Levi Strauss & Co. plans to boost its capital expenditures about 50 percent in 2015, and much of the money will be earmarked to expand its retail operations.
Levi’s put $73.4 million into cap ex in 2014 and plans $110 million to $120 million in 2015.
“Last year we opened 50 owned-and-operated stores, and this coming year, that number will be up to about 60, with most of that outside of the U.S.,” Chip Bergh, president and chief executive officer of the San Francisco-based jeanswear giant, told WWD. “Retailing is becoming an increasingly important part of our business — it gives us stronger gross margin; we can control the consumer experience.”
Retailing, including e-commerce, expanded to 25 percent of Levi’s 2014 sales, or about $1.2 billion of the company’s revenues of $4.75 billion. That was up from 22 percent in 2013 and 21 percent in 2012. The company operated 565 stores worldwide at the end of 2014.
Most of Levi’s growth last year came from its direct-to-consumer operations, with wholesaling “essentially flat,” Bergh said.
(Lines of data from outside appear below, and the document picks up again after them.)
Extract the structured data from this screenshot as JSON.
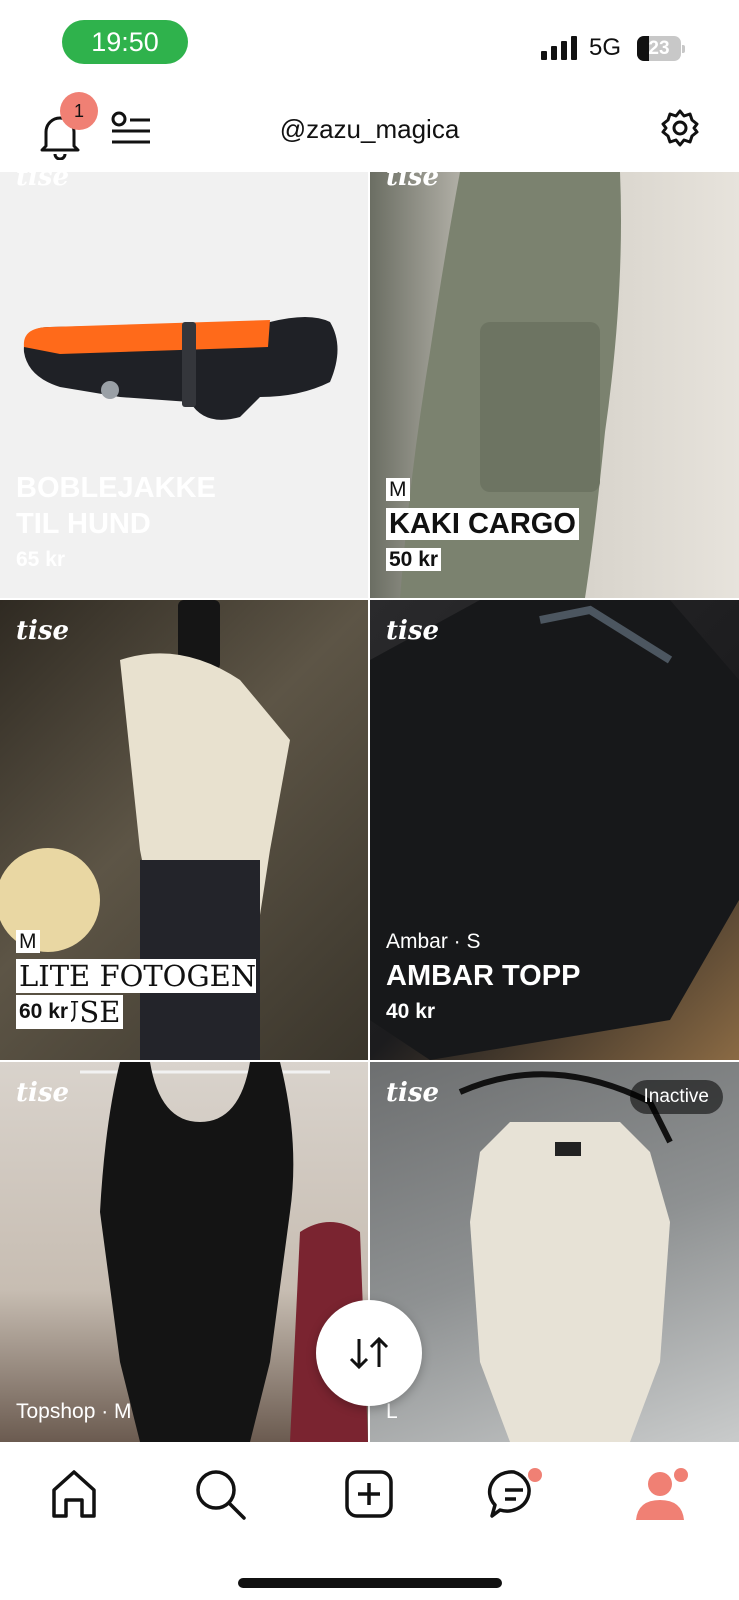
{
  "status_bar": {
    "time": "19:50",
    "network": "5G",
    "battery": "23"
  },
  "header": {
    "notification_count": "1",
    "username": "@zazu_magica"
  },
  "brand": "tise",
  "listings": [
    {
      "meta": "",
      "title_line1": "BOBLEJAKKE",
      "title_line2": "TIL HUND",
      "price": "65 kr"
    },
    {
      "meta": "M",
      "title": "KAKI CARGO",
      "price": "50 kr"
    },
    {
      "meta": "M",
      "title": "LITE FOTOGEN BLUSE",
      "price": "60 kr"
    },
    {
      "meta": "Ambar · S",
      "title": "AMBAR TOPP",
      "price": "40 kr"
    },
    {
      "meta": "Topshop · M",
      "title": "",
      "price": ""
    },
    {
      "meta": "L",
      "title": "",
      "price": "",
      "status": "Inactive"
    }
  ],
  "icons": {
    "notifications": "bell-icon",
    "filters": "list-filter-icon",
    "settings": "gear-icon",
    "sort": "sort-arrows-icon",
    "tabs": [
      "home-icon",
      "search-icon",
      "add-icon",
      "messages-icon",
      "profile-icon"
    ]
  },
  "colors": {
    "status_green": "#2fb24c",
    "accent": "#f08074"
  }
}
E-commerce, he noted, now constitutes about 3 percent of total sales and more than 10 percent of the DTC total.
Levi’s hadn’t previously quantified its e-commerce penetration.
The ceo noted denim remained challenged in 2014, but Levi’s had grown its market share in the U.S. and numerous international markets, aided by new “soft, stretchy interpretations” of denim and its “Live in Levi’s” ad campaign.
Bergh believes, as evidenced by the presence of jeans and jeanswear on designer runways, the category is starting to turn around, and to aid the process the company has introduced a new interpretation of the 501 style, dubbed 501 CT for “customize and taper,” as many consumers have done themselves to the vintage Levi’s they’ve found at flea markets. It is being launched in Levi’s U.S. stores with a wholesale rollout planned for the second half of the year.
The boost in cap ex is coming in part from money freed up by the company’s productivity initiative. It’s designed to generate $125 million to $150 million in annualized savings, but $53 million in associated charges contributed to a fourth-quarter loss at the company. In the three months ended Nov. 30, Levi’s net loss was $6 million, versus net income of $17 million in the comparable three months of 2013. Excluding charges, adjusted earnings before interest and taxes were up 86.1 percent to $134 million from $72 million. Revenues hit $1.39 billion, 7.2 percent above the $1.3 billion reported in the 2013 quarter.
Excluding currency fluctuation, revenues were up 10 percent.